The impact of a Brown win would be indirect, and it would depend on both the tone and the procedural path adopted by Democratic leaders. If they say, “The Brown victory was not about health care” and charge forward procedurally, that 41st vote will make both the regular order “ram it through” path and the fallback options look procedurally illegitimate no matter when Brown is sworn in.
Democratic leaders risk exacerbating a Brown win by provoking a popular backlash to aggressive or unusual procedural tactics. Rushing a bill through the Senate before Brown is seated could easily be framed as subverting the will of the people, as could the other procedural backup options. Democratic Leaders will have responses about how their procedural paths are within the rules and therefore kosher, but I suspect they will be fighting an uphill battle. The Right and the Tea Partiers would obviously come unglued and be even more motivated for November (is that possible?), but I doubt the Democratic leaders will care. They should care if independents reach the same conclusion, and I expect rank-and-file Democratic Members will be closely watching Tuesday’s independent vote.
TNR’s Jonathan Chait dismisses the electoral impact of procedural hardball: “It’s a process argument of murky merits that will be long forgotten by November.” Further, he argues that
[W]alking away means you did nothing on the issue that consumed most of your time, and wait for your November beating as a failed Congress running with a failed President. Numerous conservative pundits have advised Democrats to take this approach, but I don’t think it’s a very sensible plan.
I think Mr. Chait is correct from the perspective of the President and Congressional Leaders. They have to worry about the party and their demonstrated ability to lead and deliver policy priorities. Some Members, however, will be more self-centered in their analysis – they might be happy to have health care reform become law, as long as they don’t have to vote for it.
The post-election decisions of three groups become important to passing a bill:
- The President, Speaker Pelosi, and Leader Reid – Do they insist on pressing forward? I think they do. They would not directly bear the electoral risk of enacting a new law. I think they long ago concluded that enacting a new health entitlement is worth losing a few Members.
- Nervous House and Senate Democrats – If a handful of House Members or just one Senator bolt, the bill is in trouble. They are the ones at risk from an aye vote.
- Democratic party elders who don’t work on health care – They may be concerned that ignoring a Brown victory risks creating a November tidal wave that kills their ability to pursue their non-health policy priorities next year. This is why Barney Frank’s comment is so important. Are other senior Democrats convinced by Mr. Chait’s argument, or do they draw new conclusions from Tuesday and decide it is in the Democratic party’s long-term interest to back off?

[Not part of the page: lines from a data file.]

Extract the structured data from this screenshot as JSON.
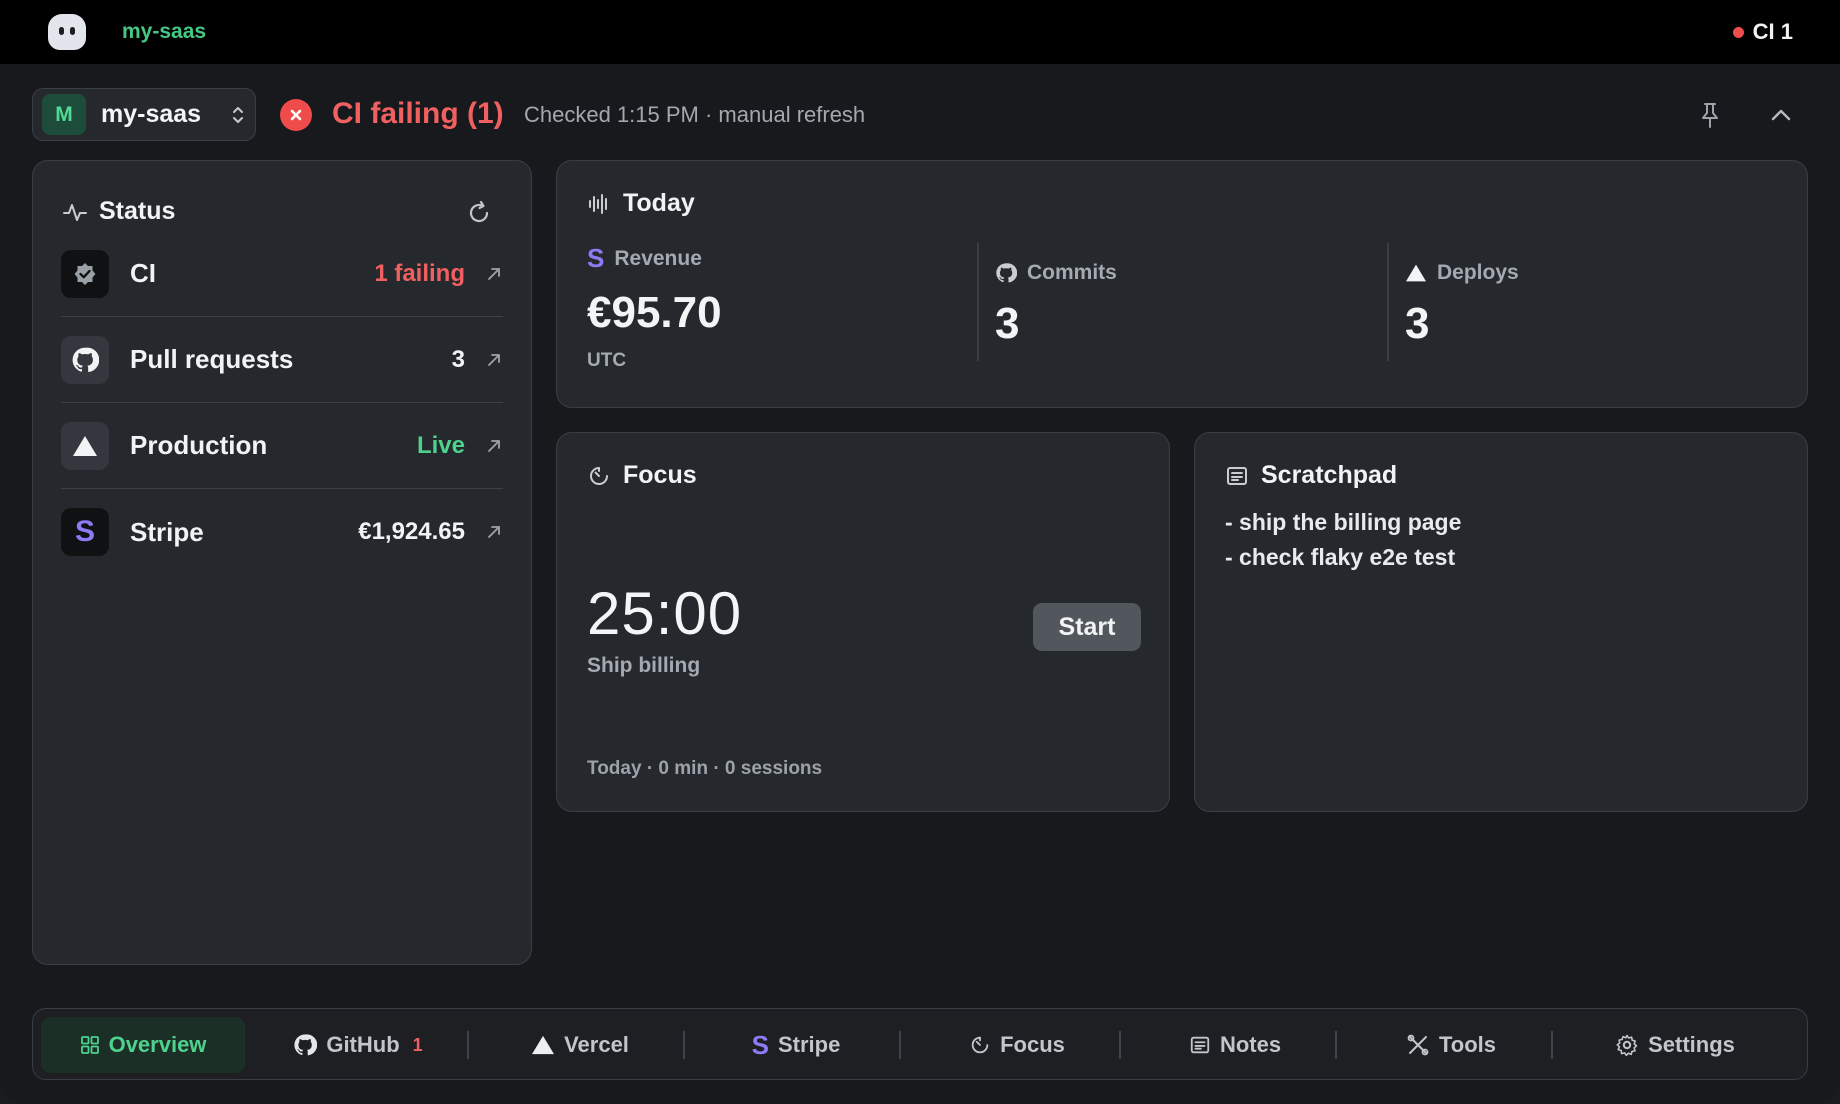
{
  "topbar": {
    "project_name": "my-saas",
    "ci_indicator": "CI 1"
  },
  "header": {
    "project_avatar": "M",
    "project_name": "my-saas",
    "ci_status": "CI failing (1)",
    "checked": "Checked 1:15 PM · manual refresh"
  },
  "status": {
    "title": "Status",
    "rows": [
      {
        "label": "CI",
        "value": "1 failing",
        "value_color": "#f06060",
        "icon": "shield-check-icon"
      },
      {
        "label": "Pull requests",
        "value": "3",
        "value_color": "#f2f3f5",
        "icon": "github-icon"
      },
      {
        "label": "Production",
        "value": "Live",
        "value_color": "#4fd18e",
        "icon": "vercel-triangle-icon"
      },
      {
        "label": "Stripe",
        "value": "€1,924.65",
        "value_color": "#f2f3f5",
        "icon": "stripe-icon"
      }
    ]
  },
  "today": {
    "title": "Today",
    "revenue": {
      "label": "Revenue",
      "value": "€95.70",
      "sub": "UTC"
    },
    "commits": {
      "label": "Commits",
      "value": "3"
    },
    "deploys": {
      "label": "Deploys",
      "value": "3"
    }
  },
  "focus": {
    "title": "Focus",
    "timer": "25:00",
    "task": "Ship billing",
    "start_label": "Start",
    "stats": "Today · 0 min · 0 sessions"
  },
  "scratchpad": {
    "title": "Scratchpad",
    "lines": [
      "- ship the billing page",
      "- check flaky e2e test"
    ]
  },
  "nav": {
    "items": [
      {
        "label": "Overview",
        "icon": "grid-icon"
      },
      {
        "label": "GitHub",
        "badge": "1",
        "icon": "github-icon"
      },
      {
        "label": "Vercel",
        "icon": "vercel-triangle-icon"
      },
      {
        "label": "Stripe",
        "icon": "stripe-icon"
      },
      {
        "label": "Focus",
        "icon": "timer-icon"
      },
      {
        "label": "Notes",
        "icon": "notes-icon"
      },
      {
        "label": "Tools",
        "icon": "tools-icon"
      },
      {
        "label": "Settings",
        "icon": "gear-icon"
      }
    ],
    "active": "Overview"
  },
  "colors": {
    "accent_green": "#4fd18e",
    "error_red": "#f06060",
    "stripe_purple": "#8b7cf6",
    "card_bg": "#25282c"
  }
}
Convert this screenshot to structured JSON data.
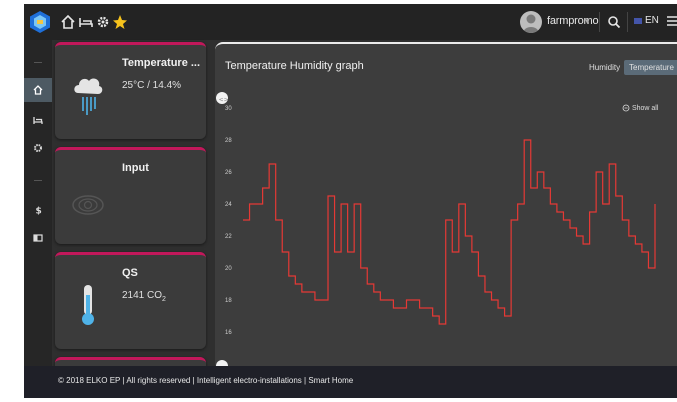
{
  "topbar": {
    "username": "farmpromo",
    "language": "EN",
    "icons": [
      "home-icon",
      "bed-icon",
      "gear-icon",
      "star-icon",
      "search-icon",
      "menu-icon"
    ]
  },
  "sidebar": {
    "items": [
      "home-icon",
      "bed-icon",
      "gear-icon",
      "dollar-icon",
      "panel-icon"
    ],
    "active": "home-icon"
  },
  "cards": [
    {
      "title": "Temperature ...",
      "value": "25°C / 14.4%",
      "icon": "humidity-cloud-icon"
    },
    {
      "title": "Input",
      "value": "",
      "icon": "eye-icon"
    },
    {
      "title": "QS",
      "value": "2141 CO",
      "value_sub": "2",
      "icon": "thermometer-icon"
    }
  ],
  "graph": {
    "title": "Temperature Humidity graph",
    "tabs": [
      "Humidity",
      "Temperature"
    ],
    "active_tab": "Temperature",
    "show_all": "Show all",
    "line_color": "#e53935",
    "accent_color": "#c2185b"
  },
  "chart_data": {
    "type": "line",
    "yticks": [
      16,
      18,
      20,
      22,
      24,
      26,
      28,
      30
    ],
    "ylim": [
      14,
      31
    ],
    "grid": false,
    "series": [
      {
        "values": [
          23,
          24,
          24,
          25,
          26.5,
          23,
          21,
          19.5,
          19,
          18.5,
          18.5,
          18,
          18,
          24.5,
          21,
          24,
          21,
          24,
          20,
          19,
          18.5,
          18,
          18,
          17.5,
          17.5,
          18,
          18,
          17.5,
          17.5,
          17,
          16.5,
          23,
          21,
          24,
          22,
          21,
          19.5,
          18.5,
          18,
          17.5,
          17,
          23,
          24,
          28,
          25,
          26,
          25,
          24,
          23.5,
          23,
          22.5,
          22,
          21.5,
          23.5,
          26,
          24,
          26.5,
          24.5,
          23,
          22,
          21.5,
          21,
          20,
          24
        ]
      }
    ]
  },
  "footer": {
    "text": "© 2018 ELKO EP | All rights reserved | Intelligent electro-installations | Smart Home"
  }
}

The only thing I can say for certain is that this will look different Wednesday morning, and again by next weekend after the dust has settled.
Continue to Part 2: Procedural options for health care after a Brown victory, or to Part 3: My projections for health care reform.